DATE: April 19, 2008

Unusual school reunion set this weekend Internment camp alumni will meet
By Helen Gao

MISSION VALLEY – Ben Segawa was 11 years old when his family was forced from its Chula Vista home to an internment camp in the Arizona desert known as Poston III. The camp south of Parker closed 6 decades ago, but Segawa's recollections of the 3½ years he spent there remain vivid.
     Many Poston III internees are gathering for a reunion this weekend in San Diego. About 400 people are expected at the Doubletree Hotel in Mission Valley, where organizers also have mounted a free exhibit. The exhibit features medals awarded to Japanese-American servicemen during World War II, photographs of life in Poston III and artwork made by internees, among other artifacts.
     The reunion centers around alumni of Parker Valley Junior-Senior High School, which served the camp's children. The Japanese American Historical Society of San Diego organized the event.
     Segawa, an active member of the historical society who now lives in Bonita, entered Parker Valley as a 6th-grader & left as a 10th-grader. His family of 12 lived in two small barracks that sat on raised foundations. The structures were built with wood that did not hold up well in the desert heat, Segawa said. "The wind would blow under the barracks," he said. "The sand came up through the openings. Not only the sand, but insects. The area was crawling with scorpions. Every morning before we put clothes on, we had to shake them out to make sure there were no insects in them."
     While living conditions were harsh, many memories of the camp are positive.Internees forged lifelong friendships.
     Barbara Washler Curry of Lawrence, Kansas, who taught at Poston III fresh out of college, recalled her time there fondly. Now 85, Curry's hair is silver, and she uses a walker. Several of her former students came up to hug her as she reminisced yesterday. "I loved being there. I loved the people. I loved the students. I loved the parents," Curry said, noting that her students were well-behaved and "everybody had a wonderful sense of humor."
     The camp had Boy Scout & Girl Scout troops. Students organized dances & formed sports teams.
     Samuel Yamaguchi, then 21, was held at Poston III internment camp in Arizona during World War II. He joined the Army, was wounded in combat in Italy & earned a Purple Heart.
     Samuel Yamaguchi, 84, whose family was farming in Pacific Beach before the internment, found a sense of belonging at Poston III. Growing up in Pacific Beach, Yamaguchi had no Japanese friends. "I was better off with my own people because there was no prejudice with your own people," he said. Yamaguchi was supposed to graduate from La Jolla High School in 1942 but had to leave before graduation for the internment camp. He later volunteered to join the Army, was wounded in combat in Italy & earned a Purple Heart. "I wanted to prove that the Japanese were good Americans," Yamaguchi said.
     About 120,000 Japanese-Americans were interned shortly after the attack on Pearl Harbor on Dec. 7, 1941. As many as 18,000 were sent to the three Poston camps.
Segawa said the internment made him keenly aware of "the fact that people looked at me differently than other Americans." He said his dream is for the United States to become a color-blind society.

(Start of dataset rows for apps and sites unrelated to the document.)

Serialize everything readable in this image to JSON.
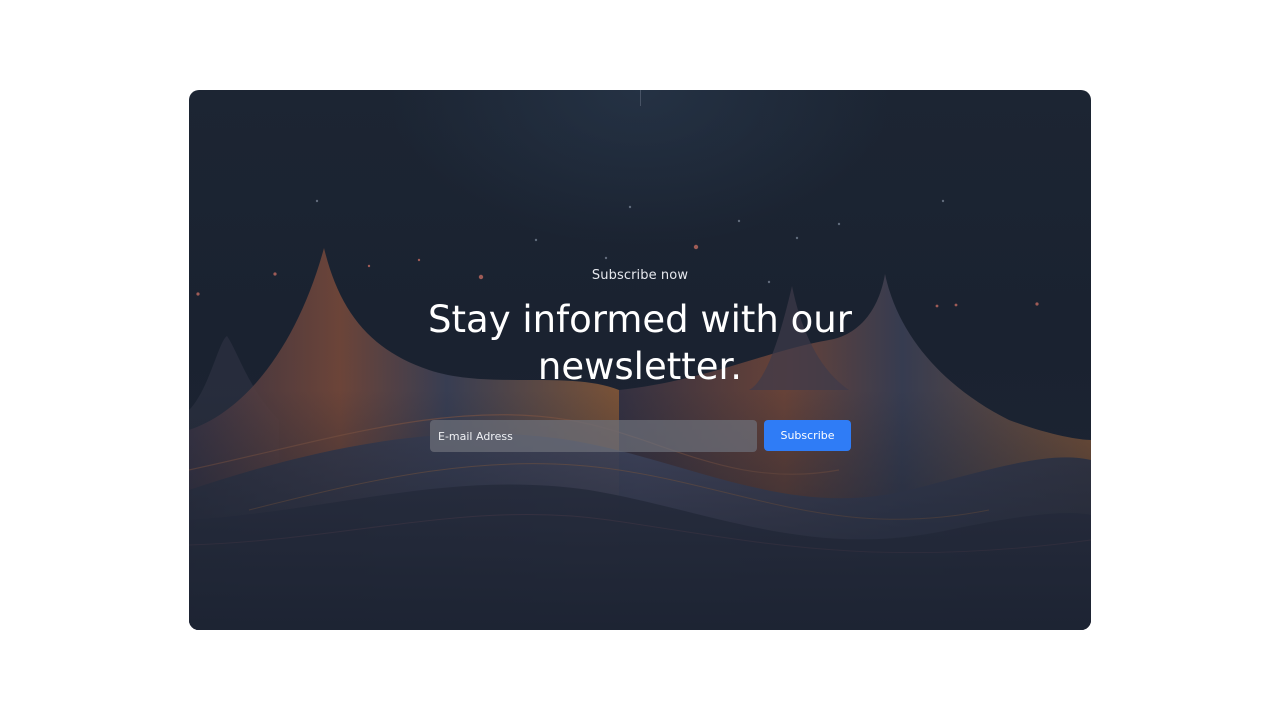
{
  "newsletter": {
    "eyebrow": "Subscribe now",
    "title": "Stay informed with our newsletter.",
    "email_placeholder": "E-mail Adress",
    "email_value": "",
    "subscribe_label": "Subscribe"
  },
  "colors": {
    "page_background": "#ffffff",
    "card_background": "#1c2533",
    "button": "#2f7cf6",
    "input_background": "#6e707a",
    "text": "#ffffff"
  }
}
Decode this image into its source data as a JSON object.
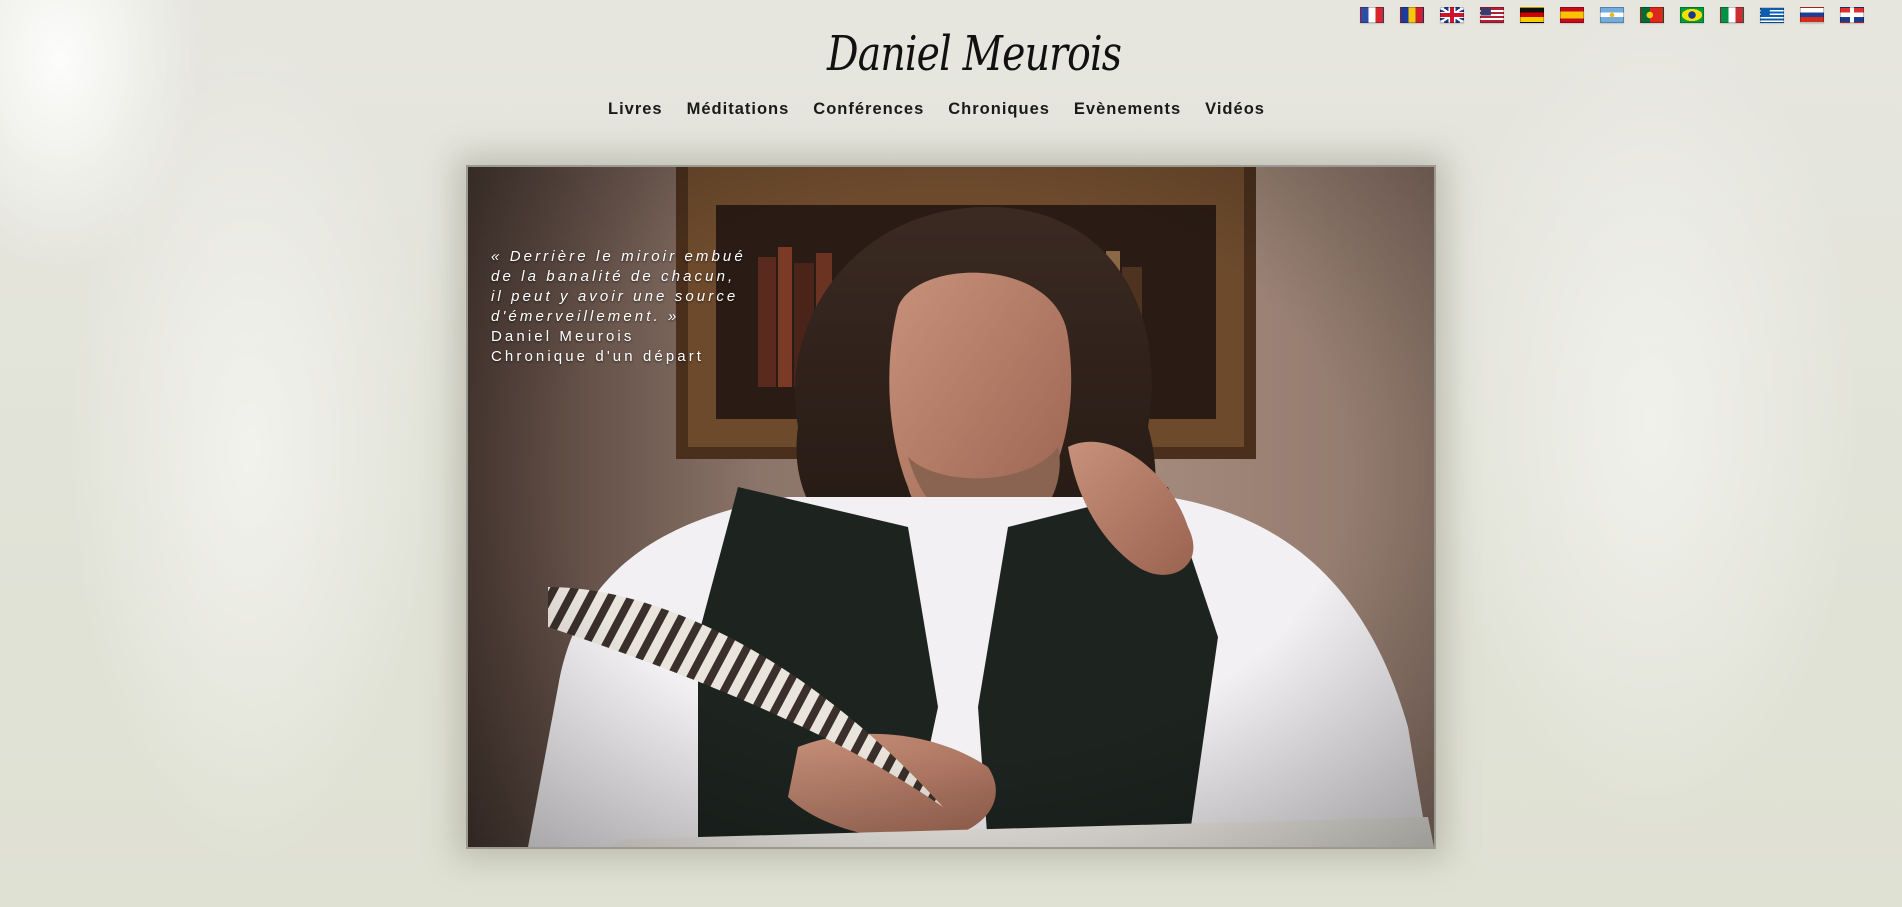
{
  "flags": [
    {
      "name": "flag-fr-icon",
      "cls": "f-fr"
    },
    {
      "name": "flag-ro-icon",
      "cls": "f-ro"
    },
    {
      "name": "flag-uk-icon",
      "cls": "f-uk"
    },
    {
      "name": "flag-us-icon",
      "cls": "f-us"
    },
    {
      "name": "flag-de-icon",
      "cls": "f-de"
    },
    {
      "name": "flag-es-icon",
      "cls": "f-es"
    },
    {
      "name": "flag-ar-icon",
      "cls": "f-ar"
    },
    {
      "name": "flag-pt-icon",
      "cls": "f-pt"
    },
    {
      "name": "flag-br-icon",
      "cls": "f-br"
    },
    {
      "name": "flag-it-icon",
      "cls": "f-it"
    },
    {
      "name": "flag-gr-icon",
      "cls": "f-gr"
    },
    {
      "name": "flag-ru-icon",
      "cls": "f-ru"
    },
    {
      "name": "flag-hr-icon",
      "cls": "f-hr"
    }
  ],
  "logo": {
    "text": "Daniel Meurois"
  },
  "nav": {
    "items": [
      "Livres",
      "Méditations",
      "Conférences",
      "Chroniques",
      "Evènements",
      "Vidéos"
    ]
  },
  "hero": {
    "quote_lines": [
      "« Derrière le miroir embué",
      "de la banalité de chacun,",
      "il peut y avoir une source",
      "d'émerveillement. »"
    ],
    "author": "Daniel Meurois",
    "source": "Chronique d'un départ"
  },
  "colors": {
    "background": "#e3e3da",
    "text": "#1a1a1a",
    "quote_text": "#ffffff"
  }
}
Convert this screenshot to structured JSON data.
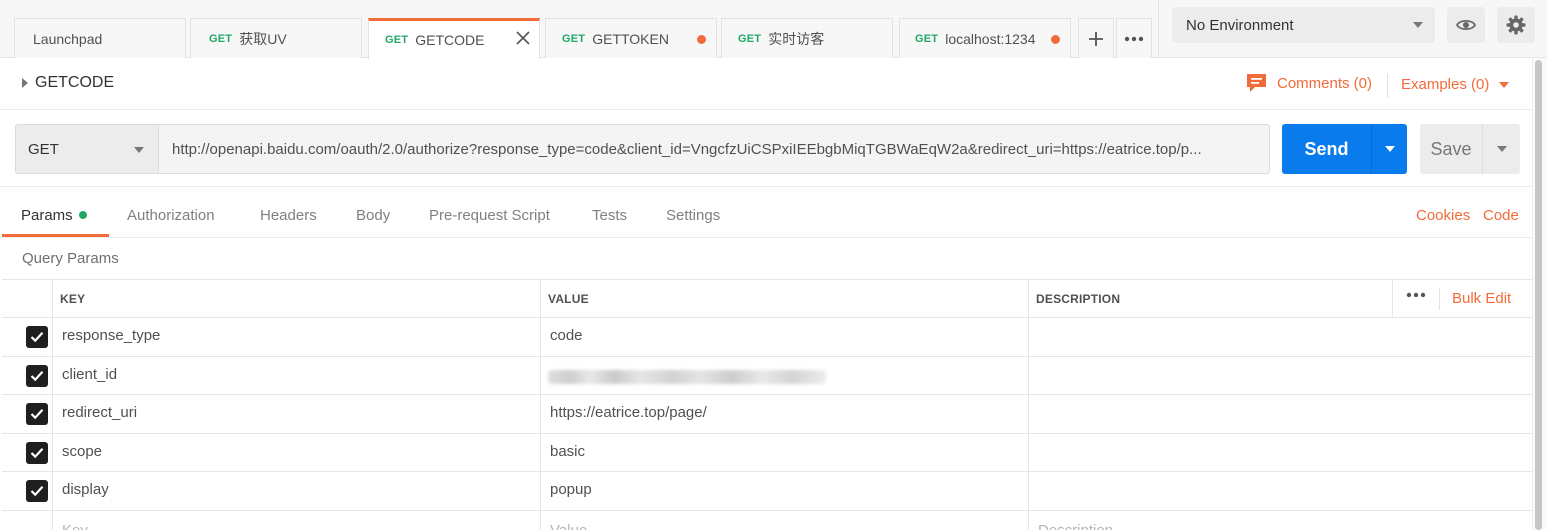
{
  "tabs": [
    {
      "method": "",
      "name": "Launchpad",
      "dirty": false,
      "active": false
    },
    {
      "method": "GET",
      "name": "获取UV",
      "dirty": false,
      "active": false
    },
    {
      "method": "GET",
      "name": "GETCODE",
      "dirty": false,
      "active": true
    },
    {
      "method": "GET",
      "name": "GETTOKEN",
      "dirty": true,
      "active": false
    },
    {
      "method": "GET",
      "name": "实时访客",
      "dirty": false,
      "active": false
    },
    {
      "method": "GET",
      "name": "localhost:1234",
      "dirty": true,
      "active": false
    }
  ],
  "tab_actions": {
    "add_icon": "plus-icon",
    "more_icon": "more-horizontal-icon"
  },
  "environment": {
    "selected": "No Environment",
    "view_icon": "eye-icon",
    "settings_icon": "gear-icon"
  },
  "request": {
    "title": "GETCODE",
    "comments_label": "Comments (0)",
    "examples_label": "Examples (0)",
    "method": "GET",
    "url": "http://openapi.baidu.com/oauth/2.0/authorize?response_type=code&client_id=VngcfzUiCSPxiIEEbgbMiqTGBWaEqW2a&redirect_uri=https://eatrice.top/p...",
    "send_label": "Send",
    "save_label": "Save"
  },
  "request_tabs": [
    {
      "label": "Params",
      "active": true,
      "has_dot": true
    },
    {
      "label": "Authorization",
      "active": false
    },
    {
      "label": "Headers",
      "active": false
    },
    {
      "label": "Body",
      "active": false
    },
    {
      "label": "Pre-request Script",
      "active": false
    },
    {
      "label": "Tests",
      "active": false
    },
    {
      "label": "Settings",
      "active": false
    }
  ],
  "request_links": {
    "cookies": "Cookies",
    "code": "Code"
  },
  "params": {
    "section_title": "Query Params",
    "columns": {
      "key": "KEY",
      "value": "VALUE",
      "description": "DESCRIPTION"
    },
    "bulk_edit": "Bulk Edit",
    "rows": [
      {
        "checked": true,
        "key": "response_type",
        "value": "code",
        "description": ""
      },
      {
        "checked": true,
        "key": "client_id",
        "value": "",
        "description": "",
        "value_redacted": true
      },
      {
        "checked": true,
        "key": "redirect_uri",
        "value": "https://eatrice.top/page/",
        "description": ""
      },
      {
        "checked": true,
        "key": "scope",
        "value": "basic",
        "description": ""
      },
      {
        "checked": true,
        "key": "display",
        "value": "popup",
        "description": ""
      }
    ],
    "new_row_placeholders": {
      "key": "Key",
      "value": "Value",
      "description": "Description"
    }
  },
  "colors": {
    "accent": "#f26b3a",
    "send": "#097bed",
    "get_method": "#20a768"
  }
}
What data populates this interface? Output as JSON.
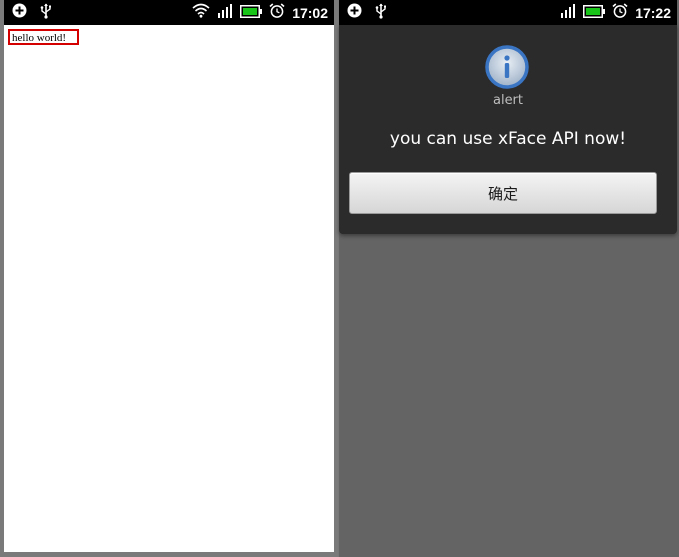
{
  "left_phone": {
    "status_bar": {
      "left_icons": [
        "add-circle-icon",
        "usb-icon"
      ],
      "right_icons": [
        "wifi-icon",
        "signal-icon",
        "battery-icon",
        "alarm-icon"
      ],
      "time": "17:02"
    },
    "content": {
      "text": "hello world!",
      "highlight_color": "#d40000"
    }
  },
  "right_phone": {
    "status_bar": {
      "left_icons": [
        "add-circle-icon",
        "usb-icon"
      ],
      "right_icons": [
        "signal-icon",
        "battery-icon",
        "alarm-icon"
      ],
      "time": "17:22"
    },
    "dialog": {
      "icon": "info-icon",
      "title": "alert",
      "message": "you can use xFace API now!",
      "button_label": "确定"
    }
  },
  "colors": {
    "battery": "#18c418",
    "dialog_bg": "#2b2b2b",
    "info_icon": "#3a75c4"
  }
}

1 comment:

Anonymous said...

The first contingent of Japanese-Americans (six) sent by the federal War Relocation Authority to work in Lawrence industries
had arrived on Aug. 1st, 1943.
The six men were all American citizens and American born. They came from the relocation camp in Arizona. Eighteen more internees were recommended to be placed here by Sept. 1st.

5 Are on the Job - First Group of Japanese-American Arrive in Lawrence (Kansas)
Lawrence Journal-World (Monday) August 2, 1943, p. 1:7